**AIM OF THE TASK**
Look through the listing below, find every line with the string "Bitcoin", and copy it.

**MATERIAL PROVIDED**
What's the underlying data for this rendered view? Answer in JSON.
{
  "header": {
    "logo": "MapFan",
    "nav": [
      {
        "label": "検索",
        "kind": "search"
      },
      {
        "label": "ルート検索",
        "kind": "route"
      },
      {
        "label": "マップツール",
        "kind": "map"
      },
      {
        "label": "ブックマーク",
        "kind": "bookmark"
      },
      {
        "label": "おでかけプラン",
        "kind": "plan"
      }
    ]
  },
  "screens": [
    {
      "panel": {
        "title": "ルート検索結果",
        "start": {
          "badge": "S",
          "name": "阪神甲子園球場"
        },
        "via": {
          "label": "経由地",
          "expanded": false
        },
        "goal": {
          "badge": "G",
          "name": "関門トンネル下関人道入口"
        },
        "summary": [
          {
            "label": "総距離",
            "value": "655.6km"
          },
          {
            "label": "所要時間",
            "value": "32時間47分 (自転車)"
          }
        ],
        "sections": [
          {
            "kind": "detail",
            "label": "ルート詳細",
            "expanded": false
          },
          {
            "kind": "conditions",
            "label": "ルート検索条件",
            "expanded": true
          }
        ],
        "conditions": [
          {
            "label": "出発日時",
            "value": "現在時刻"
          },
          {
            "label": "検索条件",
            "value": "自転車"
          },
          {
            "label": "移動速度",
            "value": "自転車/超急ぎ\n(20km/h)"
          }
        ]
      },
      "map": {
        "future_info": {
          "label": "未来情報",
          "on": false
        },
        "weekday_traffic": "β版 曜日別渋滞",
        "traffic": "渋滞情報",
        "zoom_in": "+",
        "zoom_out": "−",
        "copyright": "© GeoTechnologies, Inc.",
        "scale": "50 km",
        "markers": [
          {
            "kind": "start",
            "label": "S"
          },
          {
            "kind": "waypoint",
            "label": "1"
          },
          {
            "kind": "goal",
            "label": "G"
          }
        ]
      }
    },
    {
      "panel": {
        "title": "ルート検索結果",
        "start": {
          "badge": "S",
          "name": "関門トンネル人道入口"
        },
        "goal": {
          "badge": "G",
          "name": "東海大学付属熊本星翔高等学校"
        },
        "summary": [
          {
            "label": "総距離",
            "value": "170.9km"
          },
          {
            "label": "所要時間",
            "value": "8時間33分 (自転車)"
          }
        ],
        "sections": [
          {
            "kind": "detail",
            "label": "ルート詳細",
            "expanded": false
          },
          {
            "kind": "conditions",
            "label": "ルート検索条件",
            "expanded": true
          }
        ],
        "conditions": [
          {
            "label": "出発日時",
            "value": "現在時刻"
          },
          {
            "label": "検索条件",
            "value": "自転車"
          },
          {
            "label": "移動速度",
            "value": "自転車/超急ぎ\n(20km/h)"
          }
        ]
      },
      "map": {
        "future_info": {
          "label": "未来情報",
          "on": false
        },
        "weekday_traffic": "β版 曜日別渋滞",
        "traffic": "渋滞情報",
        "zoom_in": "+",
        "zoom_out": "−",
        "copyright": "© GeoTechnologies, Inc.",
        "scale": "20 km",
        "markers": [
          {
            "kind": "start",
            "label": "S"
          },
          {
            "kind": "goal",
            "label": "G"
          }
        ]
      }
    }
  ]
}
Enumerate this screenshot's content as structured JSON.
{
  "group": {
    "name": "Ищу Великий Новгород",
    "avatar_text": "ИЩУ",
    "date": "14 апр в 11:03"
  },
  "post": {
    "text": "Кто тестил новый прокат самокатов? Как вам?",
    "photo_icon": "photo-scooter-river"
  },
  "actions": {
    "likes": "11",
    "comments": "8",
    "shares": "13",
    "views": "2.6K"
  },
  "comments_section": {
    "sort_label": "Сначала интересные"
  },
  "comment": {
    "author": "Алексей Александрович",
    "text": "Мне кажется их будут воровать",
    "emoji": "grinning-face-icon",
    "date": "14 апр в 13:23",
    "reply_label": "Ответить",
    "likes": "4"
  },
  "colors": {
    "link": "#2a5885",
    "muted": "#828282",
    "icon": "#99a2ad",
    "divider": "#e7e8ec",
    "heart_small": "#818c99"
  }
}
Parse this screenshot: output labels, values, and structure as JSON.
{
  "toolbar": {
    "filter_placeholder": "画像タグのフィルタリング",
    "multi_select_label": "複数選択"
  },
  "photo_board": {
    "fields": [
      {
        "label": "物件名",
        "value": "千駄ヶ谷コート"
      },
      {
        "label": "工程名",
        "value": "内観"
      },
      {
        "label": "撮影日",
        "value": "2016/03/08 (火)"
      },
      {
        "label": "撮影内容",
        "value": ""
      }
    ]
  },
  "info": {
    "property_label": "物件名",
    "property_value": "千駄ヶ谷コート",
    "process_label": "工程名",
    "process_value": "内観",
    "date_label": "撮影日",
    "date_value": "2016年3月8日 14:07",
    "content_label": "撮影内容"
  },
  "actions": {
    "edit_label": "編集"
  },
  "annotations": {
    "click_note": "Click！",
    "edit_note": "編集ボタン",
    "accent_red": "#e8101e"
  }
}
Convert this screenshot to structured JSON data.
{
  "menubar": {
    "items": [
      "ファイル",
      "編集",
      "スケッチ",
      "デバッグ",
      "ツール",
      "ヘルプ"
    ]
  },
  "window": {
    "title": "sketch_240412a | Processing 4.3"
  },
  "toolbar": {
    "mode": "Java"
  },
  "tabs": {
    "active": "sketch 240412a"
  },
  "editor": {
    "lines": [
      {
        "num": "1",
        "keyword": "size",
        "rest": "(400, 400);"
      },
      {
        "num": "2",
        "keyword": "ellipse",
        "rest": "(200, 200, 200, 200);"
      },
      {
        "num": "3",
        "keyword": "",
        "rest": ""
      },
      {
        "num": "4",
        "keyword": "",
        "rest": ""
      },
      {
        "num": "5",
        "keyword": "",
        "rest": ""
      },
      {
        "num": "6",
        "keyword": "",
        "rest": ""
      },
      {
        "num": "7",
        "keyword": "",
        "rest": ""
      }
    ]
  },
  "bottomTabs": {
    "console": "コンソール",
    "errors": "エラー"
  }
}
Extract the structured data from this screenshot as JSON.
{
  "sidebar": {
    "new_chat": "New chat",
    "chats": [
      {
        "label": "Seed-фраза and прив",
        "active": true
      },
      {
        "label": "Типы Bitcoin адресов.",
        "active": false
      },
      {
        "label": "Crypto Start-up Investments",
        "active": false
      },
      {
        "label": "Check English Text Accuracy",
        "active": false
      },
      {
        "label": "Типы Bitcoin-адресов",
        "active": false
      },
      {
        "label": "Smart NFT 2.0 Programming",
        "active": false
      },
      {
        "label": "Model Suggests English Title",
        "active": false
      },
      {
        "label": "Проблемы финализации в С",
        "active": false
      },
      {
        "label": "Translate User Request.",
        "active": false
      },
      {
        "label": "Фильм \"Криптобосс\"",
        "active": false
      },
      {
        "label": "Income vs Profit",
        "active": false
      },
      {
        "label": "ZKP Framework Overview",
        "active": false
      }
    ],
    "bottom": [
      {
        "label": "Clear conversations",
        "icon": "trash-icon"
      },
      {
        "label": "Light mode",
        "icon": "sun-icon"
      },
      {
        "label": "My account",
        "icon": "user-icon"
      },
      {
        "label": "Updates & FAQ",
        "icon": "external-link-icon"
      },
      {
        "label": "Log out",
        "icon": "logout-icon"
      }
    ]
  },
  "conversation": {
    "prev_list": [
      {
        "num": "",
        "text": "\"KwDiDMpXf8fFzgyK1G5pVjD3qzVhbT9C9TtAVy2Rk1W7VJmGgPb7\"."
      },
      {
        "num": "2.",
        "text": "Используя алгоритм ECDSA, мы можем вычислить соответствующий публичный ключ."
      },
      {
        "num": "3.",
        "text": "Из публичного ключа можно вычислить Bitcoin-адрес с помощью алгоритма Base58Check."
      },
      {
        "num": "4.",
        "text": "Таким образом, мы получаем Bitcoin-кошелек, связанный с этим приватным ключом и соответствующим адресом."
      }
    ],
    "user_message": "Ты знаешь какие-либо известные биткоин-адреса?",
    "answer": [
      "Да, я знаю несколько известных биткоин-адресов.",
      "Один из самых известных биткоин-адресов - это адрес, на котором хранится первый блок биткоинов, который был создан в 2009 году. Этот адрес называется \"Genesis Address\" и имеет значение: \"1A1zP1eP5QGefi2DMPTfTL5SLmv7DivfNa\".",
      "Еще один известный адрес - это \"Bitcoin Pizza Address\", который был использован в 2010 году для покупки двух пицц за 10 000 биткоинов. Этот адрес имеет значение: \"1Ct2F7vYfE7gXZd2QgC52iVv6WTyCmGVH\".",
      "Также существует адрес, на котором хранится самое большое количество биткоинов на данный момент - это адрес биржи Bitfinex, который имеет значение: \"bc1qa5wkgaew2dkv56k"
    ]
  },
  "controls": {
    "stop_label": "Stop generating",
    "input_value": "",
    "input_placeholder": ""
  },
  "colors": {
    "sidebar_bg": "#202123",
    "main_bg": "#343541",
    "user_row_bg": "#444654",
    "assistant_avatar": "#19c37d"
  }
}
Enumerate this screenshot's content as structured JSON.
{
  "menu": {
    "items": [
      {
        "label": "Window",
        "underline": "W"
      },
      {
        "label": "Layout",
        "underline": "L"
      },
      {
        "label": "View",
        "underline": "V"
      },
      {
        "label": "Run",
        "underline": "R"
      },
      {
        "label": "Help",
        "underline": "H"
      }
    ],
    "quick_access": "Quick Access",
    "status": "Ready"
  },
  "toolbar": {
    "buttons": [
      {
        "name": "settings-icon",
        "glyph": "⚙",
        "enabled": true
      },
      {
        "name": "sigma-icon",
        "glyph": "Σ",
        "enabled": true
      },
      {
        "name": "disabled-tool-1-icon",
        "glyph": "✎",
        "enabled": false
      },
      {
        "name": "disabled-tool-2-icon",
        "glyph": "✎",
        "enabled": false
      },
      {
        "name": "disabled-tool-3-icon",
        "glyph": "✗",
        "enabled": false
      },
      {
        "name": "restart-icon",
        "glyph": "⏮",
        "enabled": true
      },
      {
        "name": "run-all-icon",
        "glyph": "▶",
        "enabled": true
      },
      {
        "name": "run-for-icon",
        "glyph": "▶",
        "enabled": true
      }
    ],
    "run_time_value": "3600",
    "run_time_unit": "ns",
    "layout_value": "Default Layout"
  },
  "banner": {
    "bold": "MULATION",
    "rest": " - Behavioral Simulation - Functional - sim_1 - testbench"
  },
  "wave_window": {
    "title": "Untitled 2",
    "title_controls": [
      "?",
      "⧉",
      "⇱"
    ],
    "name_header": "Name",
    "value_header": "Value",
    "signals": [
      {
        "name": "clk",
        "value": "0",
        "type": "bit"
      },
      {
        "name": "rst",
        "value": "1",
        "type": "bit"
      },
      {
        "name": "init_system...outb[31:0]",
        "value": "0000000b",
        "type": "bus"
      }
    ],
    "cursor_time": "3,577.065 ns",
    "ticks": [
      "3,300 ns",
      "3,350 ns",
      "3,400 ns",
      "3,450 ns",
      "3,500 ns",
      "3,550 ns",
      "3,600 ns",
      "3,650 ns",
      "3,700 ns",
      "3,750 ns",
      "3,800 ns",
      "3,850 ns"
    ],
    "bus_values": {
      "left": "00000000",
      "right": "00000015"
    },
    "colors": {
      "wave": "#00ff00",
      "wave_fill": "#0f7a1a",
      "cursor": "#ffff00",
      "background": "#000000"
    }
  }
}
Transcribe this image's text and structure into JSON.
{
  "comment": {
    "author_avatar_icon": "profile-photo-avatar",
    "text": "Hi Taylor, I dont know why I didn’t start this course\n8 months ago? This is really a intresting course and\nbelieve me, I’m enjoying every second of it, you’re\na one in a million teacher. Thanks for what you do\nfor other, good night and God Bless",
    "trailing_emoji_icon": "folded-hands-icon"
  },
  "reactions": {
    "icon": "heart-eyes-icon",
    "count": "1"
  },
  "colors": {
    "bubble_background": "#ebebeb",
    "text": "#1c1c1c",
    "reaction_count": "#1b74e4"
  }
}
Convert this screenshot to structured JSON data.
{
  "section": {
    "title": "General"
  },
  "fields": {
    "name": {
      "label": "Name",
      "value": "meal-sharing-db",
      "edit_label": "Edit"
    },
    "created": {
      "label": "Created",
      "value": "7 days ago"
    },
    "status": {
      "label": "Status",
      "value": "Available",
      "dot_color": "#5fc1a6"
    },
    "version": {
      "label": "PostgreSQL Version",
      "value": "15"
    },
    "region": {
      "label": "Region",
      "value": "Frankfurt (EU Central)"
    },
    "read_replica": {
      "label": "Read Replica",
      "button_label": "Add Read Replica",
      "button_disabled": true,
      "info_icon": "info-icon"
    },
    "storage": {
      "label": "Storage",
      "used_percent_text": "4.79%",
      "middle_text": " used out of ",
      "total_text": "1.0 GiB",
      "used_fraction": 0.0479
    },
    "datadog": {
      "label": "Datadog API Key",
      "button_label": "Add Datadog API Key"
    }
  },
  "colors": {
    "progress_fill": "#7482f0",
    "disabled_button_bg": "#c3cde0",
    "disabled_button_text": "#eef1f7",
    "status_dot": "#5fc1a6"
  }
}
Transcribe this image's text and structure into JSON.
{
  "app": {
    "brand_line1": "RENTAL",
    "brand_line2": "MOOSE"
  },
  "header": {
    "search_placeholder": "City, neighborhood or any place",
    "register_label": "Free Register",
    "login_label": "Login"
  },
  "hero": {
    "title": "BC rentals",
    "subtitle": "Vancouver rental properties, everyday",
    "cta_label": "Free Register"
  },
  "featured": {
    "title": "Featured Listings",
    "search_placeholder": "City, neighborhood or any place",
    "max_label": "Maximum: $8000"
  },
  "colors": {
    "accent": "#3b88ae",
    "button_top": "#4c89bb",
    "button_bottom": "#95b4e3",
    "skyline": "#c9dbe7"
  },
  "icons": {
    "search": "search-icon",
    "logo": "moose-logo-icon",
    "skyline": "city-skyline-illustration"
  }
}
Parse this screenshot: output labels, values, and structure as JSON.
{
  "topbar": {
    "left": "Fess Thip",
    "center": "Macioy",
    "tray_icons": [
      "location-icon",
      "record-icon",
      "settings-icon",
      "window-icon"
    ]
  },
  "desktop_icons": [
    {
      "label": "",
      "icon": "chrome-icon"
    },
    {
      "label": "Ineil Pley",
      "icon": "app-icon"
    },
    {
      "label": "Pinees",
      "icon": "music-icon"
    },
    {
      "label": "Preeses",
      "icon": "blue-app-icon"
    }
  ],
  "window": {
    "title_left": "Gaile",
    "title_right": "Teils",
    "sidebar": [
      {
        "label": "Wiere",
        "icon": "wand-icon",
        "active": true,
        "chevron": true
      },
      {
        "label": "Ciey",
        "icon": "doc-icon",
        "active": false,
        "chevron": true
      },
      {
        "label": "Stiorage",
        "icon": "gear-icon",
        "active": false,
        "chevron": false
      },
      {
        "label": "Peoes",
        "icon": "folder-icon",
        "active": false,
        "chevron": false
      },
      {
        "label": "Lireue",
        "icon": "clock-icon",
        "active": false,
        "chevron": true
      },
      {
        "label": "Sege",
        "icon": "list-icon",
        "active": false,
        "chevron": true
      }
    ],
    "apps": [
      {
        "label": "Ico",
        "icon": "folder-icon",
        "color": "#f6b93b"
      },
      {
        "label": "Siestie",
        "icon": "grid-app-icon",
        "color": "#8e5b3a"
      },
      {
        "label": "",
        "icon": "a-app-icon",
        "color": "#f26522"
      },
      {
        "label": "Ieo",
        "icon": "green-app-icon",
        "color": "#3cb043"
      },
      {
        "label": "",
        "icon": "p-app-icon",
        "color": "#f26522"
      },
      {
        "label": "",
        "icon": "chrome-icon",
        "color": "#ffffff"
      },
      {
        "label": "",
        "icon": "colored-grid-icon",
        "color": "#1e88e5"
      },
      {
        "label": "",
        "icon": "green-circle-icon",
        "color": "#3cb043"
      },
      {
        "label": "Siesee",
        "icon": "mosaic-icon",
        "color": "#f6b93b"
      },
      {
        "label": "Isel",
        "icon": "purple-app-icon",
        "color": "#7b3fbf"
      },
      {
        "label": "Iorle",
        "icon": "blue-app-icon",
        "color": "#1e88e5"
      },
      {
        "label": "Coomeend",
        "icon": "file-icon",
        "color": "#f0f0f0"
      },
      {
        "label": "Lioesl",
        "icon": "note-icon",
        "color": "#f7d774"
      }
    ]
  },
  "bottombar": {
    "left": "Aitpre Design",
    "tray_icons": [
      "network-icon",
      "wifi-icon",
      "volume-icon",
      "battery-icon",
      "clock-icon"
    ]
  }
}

**WRITTEN SOLUTION**
        "label": "Типы Bitcoin адресов.",
        "label": "Типы Bitcoin-адресов",
        "text": "Из публичного ключа можно вычислить Bitcoin-адрес с помощью алгоритма Base58Check."
        "text": "Таким образом, мы получаем Bitcoin-кошелек, связанный с этим приватным ключом и соответствующим адресом."
      "Еще один известный адрес - это \"Bitcoin Pizza Address\", который был использован в 2010 году для покупки двух пицц за 10 000 биткоинов. Этот адрес имеет значение: \"1Ct2F7vYfE7gXZd2QgC52iVv6WTyCmGVH\".",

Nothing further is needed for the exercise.